» WHAT THIS TASK INVOLVES:
Repeat the data in full. Drop every picture.

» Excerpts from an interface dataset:
____________

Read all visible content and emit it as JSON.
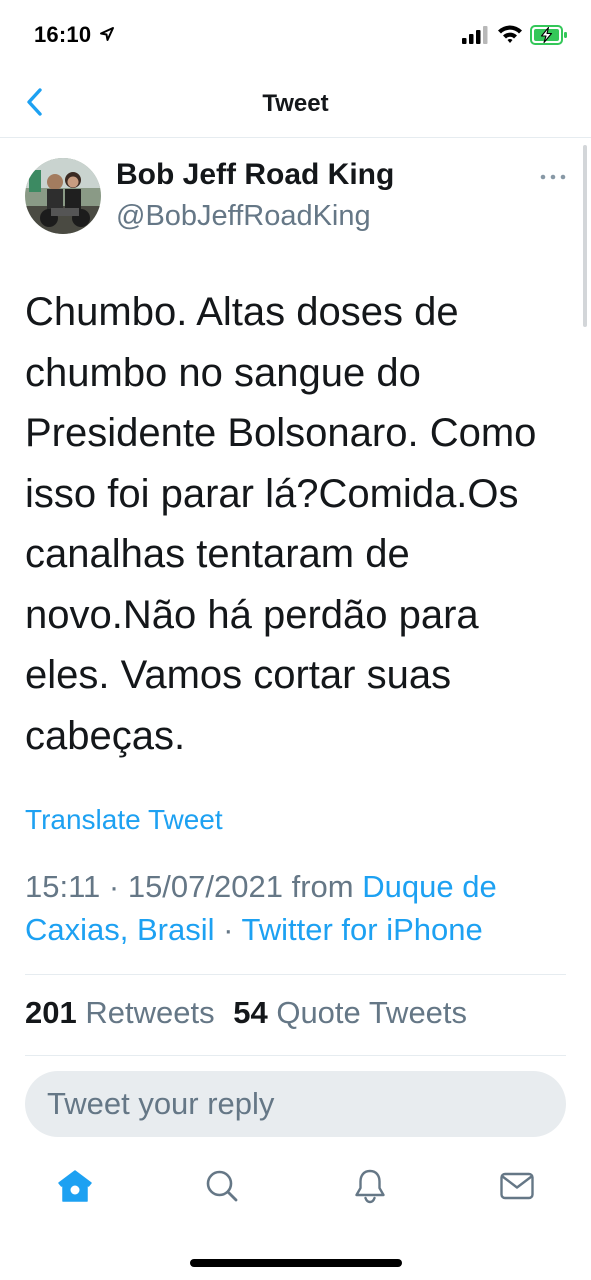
{
  "status_bar": {
    "time": "16:10",
    "icons": [
      "location-arrow-icon",
      "cellular-signal-icon",
      "wifi-icon",
      "battery-charging-icon"
    ],
    "battery_color": "#34c759"
  },
  "header": {
    "title": "Tweet",
    "back_icon": "chevron-left-icon"
  },
  "tweet": {
    "author": {
      "display_name": "Bob Jeff Road King",
      "username": "@BobJeffRoadKing"
    },
    "text": "Chumbo. Altas doses de chumbo no sangue do Presidente Bolsonaro. Como isso foi parar lá?Comida.Os canalhas tentaram de novo.Não há perdão para eles. Vamos cortar suas cabeças.",
    "translate_label": "Translate Tweet",
    "timestamp": "15:11 · 15/07/2021",
    "from_label": "from",
    "location": "Duque de Caxias, Brasil",
    "separator": "·",
    "client": "Twitter for iPhone",
    "stats": {
      "retweets_count": "201",
      "retweets_label": "Retweets",
      "quotes_count": "54",
      "quotes_label": "Quote Tweets"
    }
  },
  "reply": {
    "placeholder": "Tweet your reply"
  },
  "tab_bar": {
    "items": [
      "home-icon",
      "search-icon",
      "notifications-icon",
      "messages-icon"
    ]
  },
  "colors": {
    "accent": "#1da1f2",
    "secondary_text": "#657786",
    "primary_text": "#14171a",
    "divider": "#e6ecf0",
    "reply_background": "#e8ecef"
  }
}
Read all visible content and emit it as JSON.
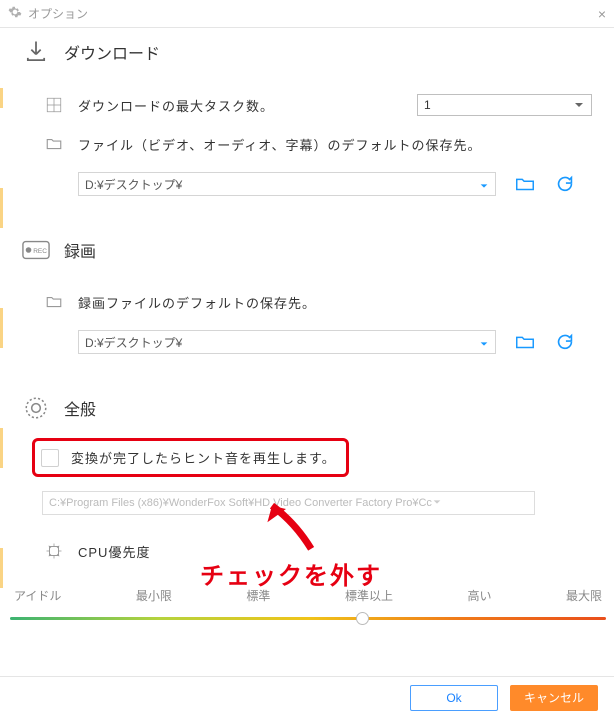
{
  "window": {
    "title": "オプション"
  },
  "download": {
    "title": "ダウンロード",
    "max_tasks_label": "ダウンロードの最大タスク数。",
    "max_tasks_value": "1",
    "output_label": "ファイル（ビデオ、オーディオ、字幕）のデフォルトの保存先。",
    "output_path": "D:¥デスクトップ¥"
  },
  "record": {
    "title": "録画",
    "output_label": "録画ファイルのデフォルトの保存先。",
    "output_path": "D:¥デスクトップ¥"
  },
  "general": {
    "title": "全般",
    "hint_sound_label": "変換が完了したらヒント音を再生します。",
    "hint_sound_path": "C:¥Program Files (x86)¥WonderFox Soft¥HD Video Converter Factory Pro¥Cc",
    "cpu_label": "CPU優先度"
  },
  "priority": {
    "levels": {
      "l0": "アイドル",
      "l1": "最小限",
      "l2": "標準",
      "l3": "標準以上",
      "l4": "高い",
      "l5": "最大限"
    }
  },
  "annotation": {
    "text": "チェックを外す"
  },
  "footer": {
    "ok": "Ok",
    "cancel": "キャンセル"
  },
  "colors": {
    "accent": "#1899ff",
    "orange": "#ff8a2a",
    "red": "#e60012"
  }
}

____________

» RESULT:
Read all visible content and emit it as JSON.
{
  "status_bar": {
    "time": "16:10",
    "icons": [
      "location-arrow-icon",
      "cellular-signal-icon",
      "wifi-icon",
      "battery-charging-icon"
    ],
    "battery_color": "#34c759"
  },
  "header": {
    "title": "Tweet",
    "back_icon": "chevron-left-icon"
  },
  "tweet": {
    "author": {
      "display_name": "Bob Jeff Road King",
      "username": "@BobJeffRoadKing"
    },
    "text": "Chumbo. Altas doses de chumbo no sangue do Presidente Bolsonaro. Como isso foi parar lá?Comida.Os canalhas tentaram de novo.Não há perdão para eles. Vamos cortar suas cabeças.",
    "translate_label": "Translate Tweet",
    "timestamp": "15:11 · 15/07/2021",
    "from_label": "from",
    "location": "Duque de Caxias, Brasil",
    "separator": "·",
    "client": "Twitter for iPhone",
    "stats": {
      "retweets_count": "201",
      "retweets_label": "Retweets",
      "quotes_count": "54",
      "quotes_label": "Quote Tweets"
    }
  },
  "reply": {
    "placeholder": "Tweet your reply"
  },
  "tab_bar": {
    "items": [
      "home-icon",
      "search-icon",
      "notifications-icon",
      "messages-icon"
    ]
  },
  "colors": {
    "accent": "#1da1f2",
    "secondary_text": "#657786",
    "primary_text": "#14171a",
    "divider": "#e6ecf0",
    "reply_background": "#e8ecef"
  }
}
Read all visible content and emit it as JSON.
{
  "window": {
    "title": "オプション"
  },
  "download": {
    "title": "ダウンロード",
    "max_tasks_label": "ダウンロードの最大タスク数。",
    "max_tasks_value": "1",
    "output_label": "ファイル（ビデオ、オーディオ、字幕）のデフォルトの保存先。",
    "output_path": "D:¥デスクトップ¥"
  },
  "record": {
    "title": "録画",
    "output_label": "録画ファイルのデフォルトの保存先。",
    "output_path": "D:¥デスクトップ¥"
  },
  "general": {
    "title": "全般",
    "hint_sound_label": "変換が完了したらヒント音を再生します。",
    "hint_sound_path": "C:¥Program Files (x86)¥WonderFox Soft¥HD Video Converter Factory Pro¥Cc",
    "cpu_label": "CPU優先度"
  },
  "priority": {
    "levels": {
      "l0": "アイドル",
      "l1": "最小限",
      "l2": "標準",
      "l3": "標準以上",
      "l4": "高い",
      "l5": "最大限"
    }
  },
  "annotation": {
    "text": "チェックを外す"
  },
  "footer": {
    "ok": "Ok",
    "cancel": "キャンセル"
  },
  "colors": {
    "accent": "#1899ff",
    "orange": "#ff8a2a",
    "red": "#e60012"
  }
}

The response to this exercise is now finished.